Photography by Jessica Turner.

Christa Sanford is a Dallasite, through and through.

She loves being at home in our neighborhood with her kids Jackson, Cason and Landry. But if she’s going to leave the house, it’s going to be for a trip to the Arboretum or NorthPark. She loves the cheese fries and ranch at Snuffer’s, ideally at the original Greenville Avenue location. Her youngest is named for beloved Tom Landry, who coached her father Guy Brown III, Super Bowl XII champion and a Dallas Cowboys linebacker for five seasons.
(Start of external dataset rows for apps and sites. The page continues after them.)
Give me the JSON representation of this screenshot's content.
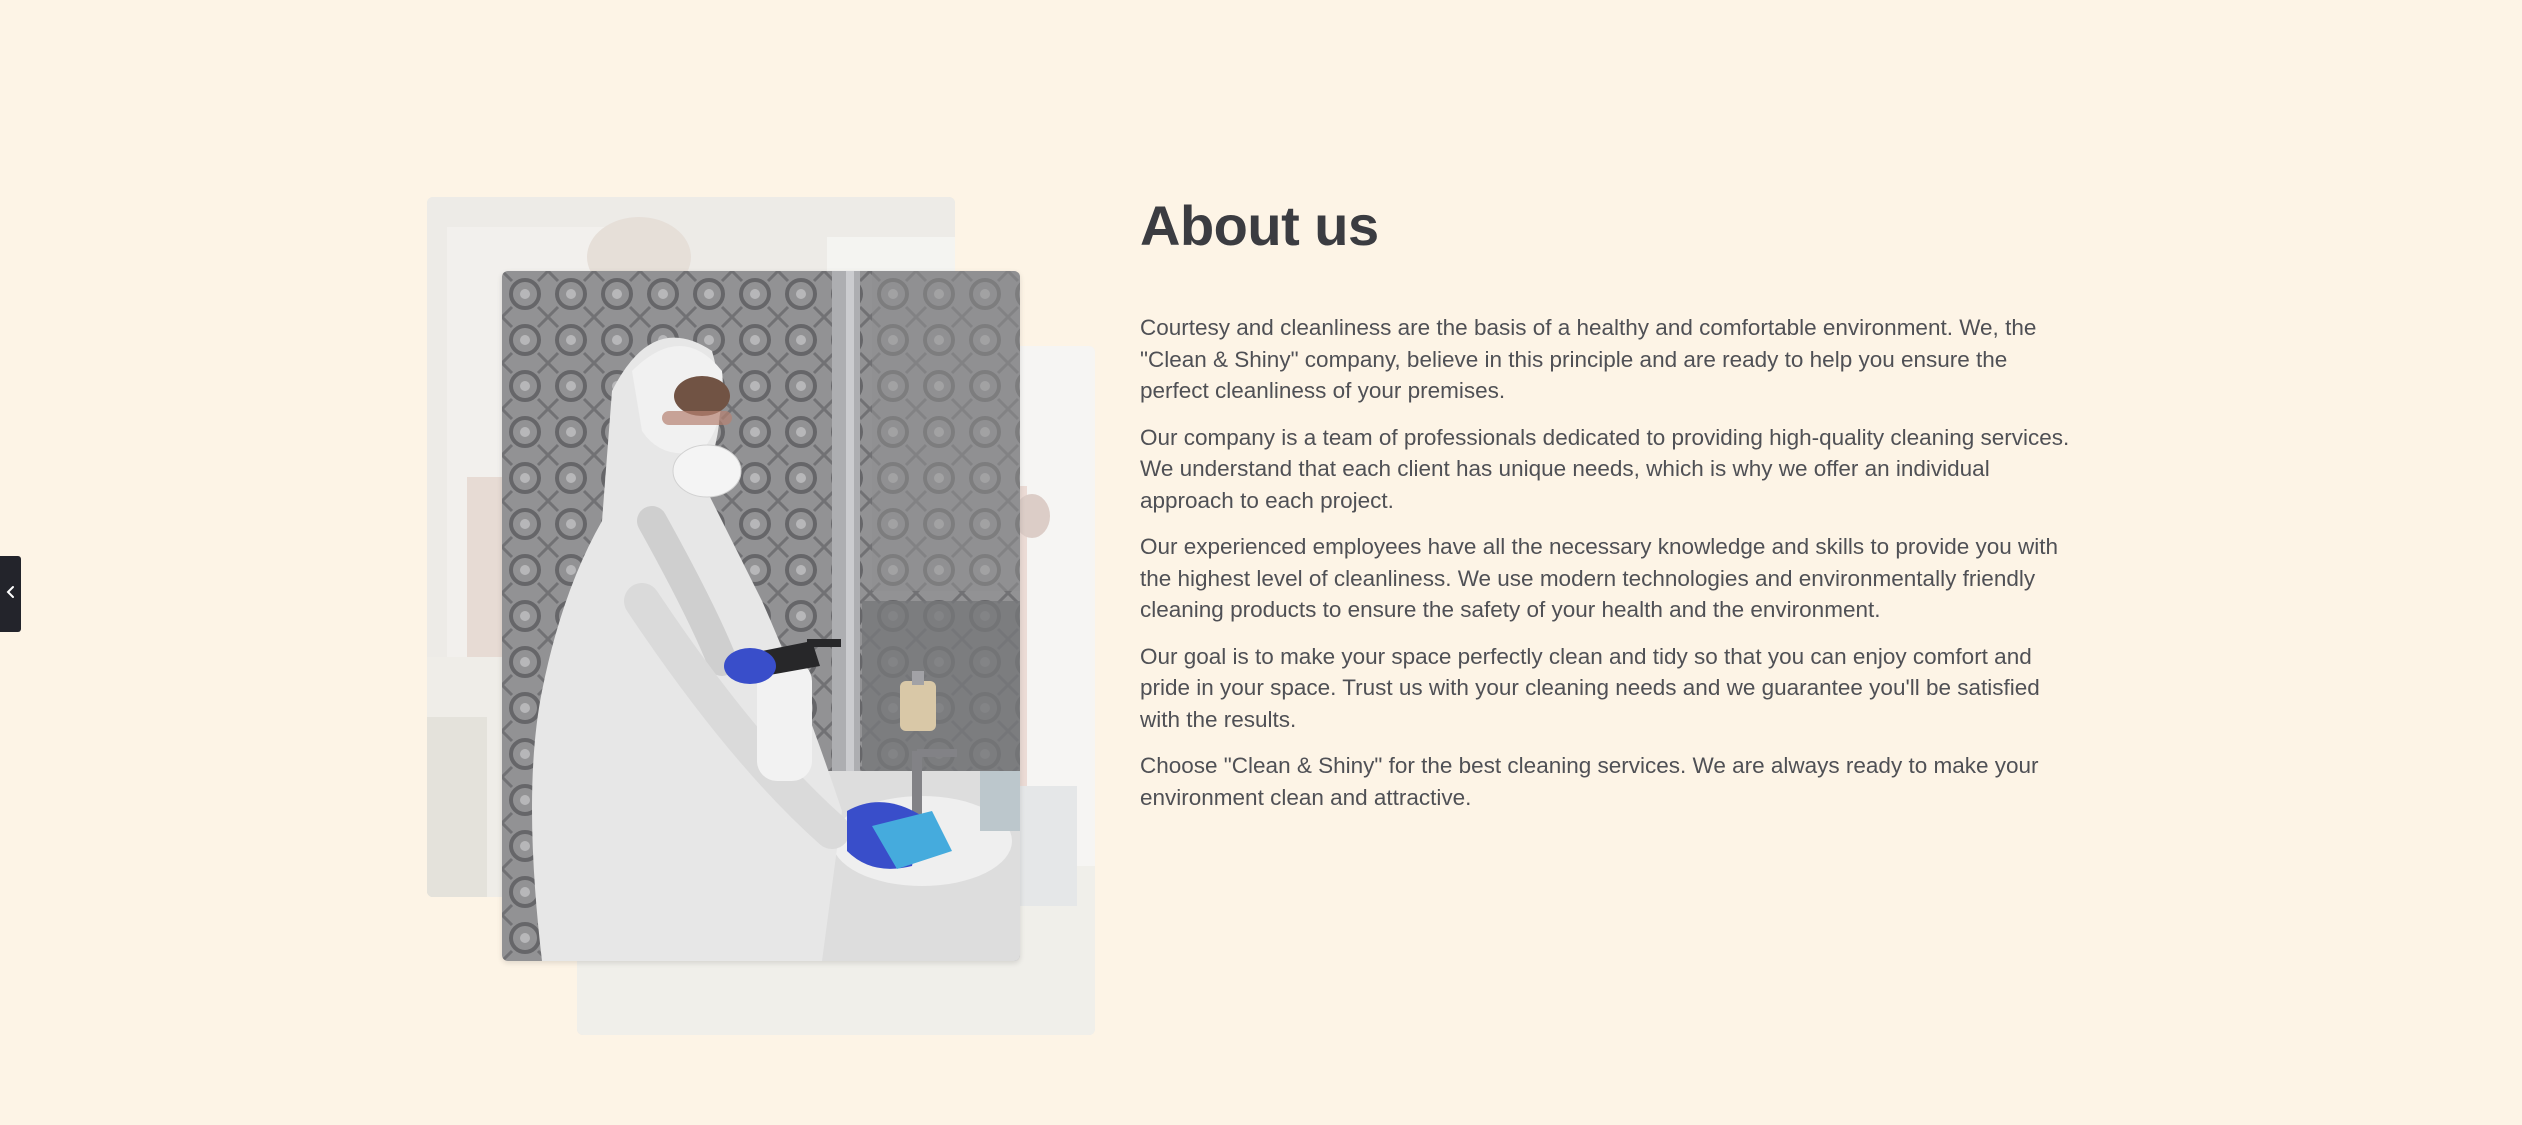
{
  "sidebar_toggle": {
    "icon": "chevron-left-icon"
  },
  "gallery": {
    "images": [
      {
        "name": "cleaner-in-bright-room",
        "position": "back-left"
      },
      {
        "name": "cleaner-in-protective-suit-sanitizing-sink",
        "position": "front"
      },
      {
        "name": "cleaner-in-red-near-window",
        "position": "back-right"
      }
    ]
  },
  "about": {
    "title": "About us",
    "paragraphs": [
      "Courtesy and cleanliness are the basis of a healthy and comfortable environment. We, the \"Clean & Shiny\" company, believe in this principle and are ready to help you ensure the perfect cleanliness of your premises.",
      "Our company is a team of professionals dedicated to providing high-quality cleaning services. We understand that each client has unique needs, which is why we offer an individual approach to each project.",
      "Our experienced employees have all the necessary knowledge and skills to provide you with the highest level of cleanliness. We use modern technologies and environmentally friendly cleaning products to ensure the safety of your health and the environment.",
      "Our goal is to make your space perfectly clean and tidy so that you can enjoy comfort and pride in your space. Trust us with your cleaning needs and we guarantee you'll be satisfied with the results.",
      "Choose \"Clean & Shiny\" for the best cleaning services. We are always ready to make your environment clean and attractive."
    ]
  },
  "colors": {
    "background": "#fdf4e6",
    "heading": "#3b3c41",
    "text": "#4f5055",
    "glove_blue": "#2f45c8",
    "toggle_bg": "#23242b"
  }
}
Landry was very much part of her life growing up — he was there at her First Baptist Academy graduation.

After attending Rice University to study electrical engineering, she went to Southern Methodist University‘s Dedman School of Law. She passed both the State Bar and the Patent and Trademark Bar.

Sanford knew she wanted to be a patent attorney by the time she was 12. She loved watching The Cosby Show.

“I wanted to be just like Claire Huxtable, like she was a lawyer,” she says. “And my mom said, ‘Well, fine, you can be a lawyer, but you’re good at math and science, you need to be patent law.’”

In 2004, she started at Baker Botts, an international law firm with more than 700 attorneys. In 2006, she joined the Junior League of Dallas so she could have a volunteer outlet.

She’s an exception to most of the Biglaw rules. While most associates bill as many hours as possible to reach partner level as quickly as possible, she scaled down her hours for several years after her second child. It took nine years to make partner in January 2014. A partner at the firm, she’s the deputy chair of the Intellectual Property department and serves on the executive committee.

Her career at the firm and the career in Junior League have mirrored each other. She has served as the new member chair, worked on research and underwriting, and during this past centennial year, she was the organization’s first Black president.

Where do you feel like you’ve made the most impact?

That’s a hard question. I’m hopeful that I’m making an impact in everything. I will say that if I just take a snapshot, this year serving as president for the League during its centennial year has been truly impactful on, I think, the League as an organization, on the city and then also me personally. Not just the fact that it’s been a milestone year but the fact that I am the first African-American volunteer to serve in this role. It sends a message to the community about what we stand for and where we are moving as an organization. It sent a message to our volunteers that, regardless of who you are, what your background is, you can also make a huge impact in this organization on our community.

Is there a legal case you’ve worked on that was impactful on you?

When you work with these small companies, they come up with this idea, and you help them put their idea into words and follow this patent application. They’re just starting out. They don’t necessarily have a ton of revenue. The product hasn’t really launched yet, but you’re able to create an asset for them. That is so fun because of the excitement they have when they find out the patent office is going to grant them this patent.

Is there a case that increased your confidence? 

I had an opportunity to participate in a hearing. I remember this, because I was not expecting to participate in the hearing. And the partner, as we were on a plane, said: “Hey, I want you to do this argument.” And I hadn’t told anyone yet, but I was pregnant at the time with my third child, I was incredibly sick. And I was like: “OK, I guess I’ll do it” since I prepared that entire night. We had been in the hearing for six hours. And I get up and nail the argument. It was a very fulfilling moment. I was still an associate at the firm. That really gave me a lot of confidence. That was one time where I was like: “OK, maybe I can do this. I can figure this out.”

What’s it like seeing Dallas change?

Just even looking back at the past 18 years since I’ve started practice, it’s been incredible to see the change. It’s nice to see how Dallas is growing — how we are bringing in more people from just different parts of the country and really expanding. You know, Dallas is special. I like seeing how other people are seeing how special Dallas is.

What’s a piece of advice you give your children?

I tell them consistently to work hard. I tell people sometimes that “I’m not always the smartest person in the room, but I’ve worked the hardest.” And that is one thing that I tell them always to do. And to is to smile and be kind to others. Because this is such a small world, you just do not know how you may encounter someone else.

What is a piece of advice you’d give someone starting a legal career, especially at a big firm?

Be open to learning. You need to learn so many different things and learn it from different people. Because when you absorb all the different types of ways to practice, that makes you better. Soak it all up.

Why is philanthropy important to Dallas?

When Dallasites find a need and we get behind it, we are going to make a difference. It’s ingrained in who we are as a city. And not just allow something to be status quo.